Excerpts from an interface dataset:
>>>

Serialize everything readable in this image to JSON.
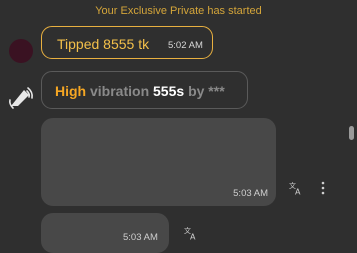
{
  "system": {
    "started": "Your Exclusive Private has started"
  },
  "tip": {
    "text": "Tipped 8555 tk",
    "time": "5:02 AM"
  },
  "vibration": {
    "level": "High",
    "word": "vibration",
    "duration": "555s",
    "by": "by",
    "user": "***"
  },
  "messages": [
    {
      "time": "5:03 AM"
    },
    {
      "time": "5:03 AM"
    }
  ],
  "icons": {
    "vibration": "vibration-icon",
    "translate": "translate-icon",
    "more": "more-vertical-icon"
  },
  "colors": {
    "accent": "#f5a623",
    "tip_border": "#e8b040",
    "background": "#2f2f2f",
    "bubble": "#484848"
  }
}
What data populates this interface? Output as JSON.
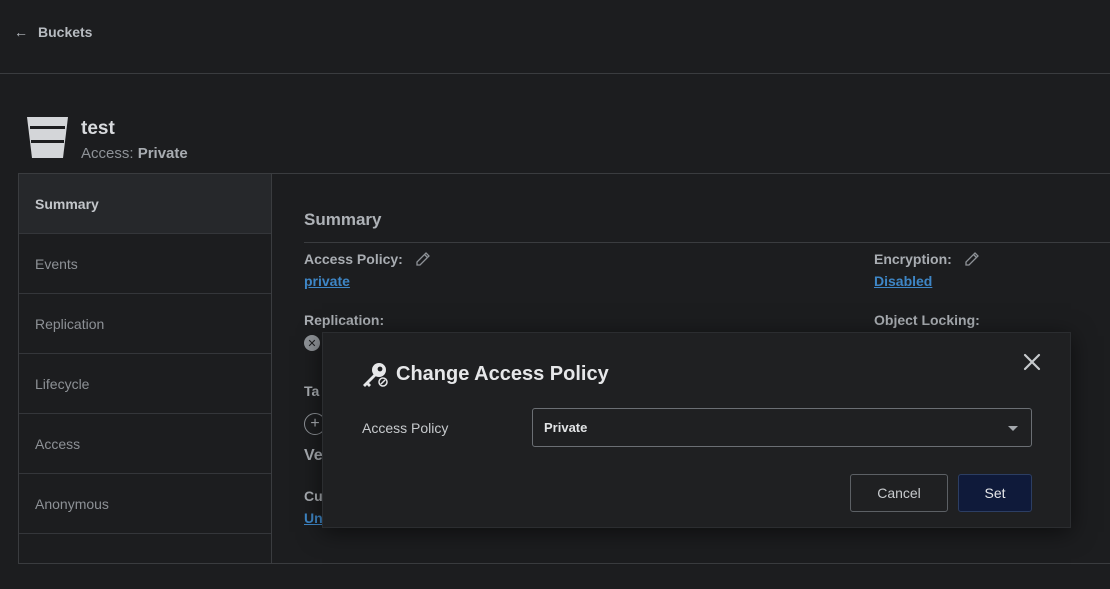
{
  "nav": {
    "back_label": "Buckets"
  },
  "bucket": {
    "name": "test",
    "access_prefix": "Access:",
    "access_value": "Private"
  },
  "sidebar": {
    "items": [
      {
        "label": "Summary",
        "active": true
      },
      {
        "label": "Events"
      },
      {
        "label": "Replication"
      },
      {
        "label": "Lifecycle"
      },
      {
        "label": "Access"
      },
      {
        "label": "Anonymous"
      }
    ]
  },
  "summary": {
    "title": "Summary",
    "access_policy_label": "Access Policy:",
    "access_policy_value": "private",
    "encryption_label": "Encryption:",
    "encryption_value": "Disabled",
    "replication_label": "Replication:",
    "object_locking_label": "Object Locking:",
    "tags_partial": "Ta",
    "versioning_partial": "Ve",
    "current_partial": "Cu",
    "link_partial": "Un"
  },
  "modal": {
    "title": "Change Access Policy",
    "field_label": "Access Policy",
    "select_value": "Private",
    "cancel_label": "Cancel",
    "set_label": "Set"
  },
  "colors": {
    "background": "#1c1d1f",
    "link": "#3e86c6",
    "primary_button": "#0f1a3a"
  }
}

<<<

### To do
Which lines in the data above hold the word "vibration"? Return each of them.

### Written answer
  "vibration": {
    "word": "vibration",
    "vibration": "vibration-icon",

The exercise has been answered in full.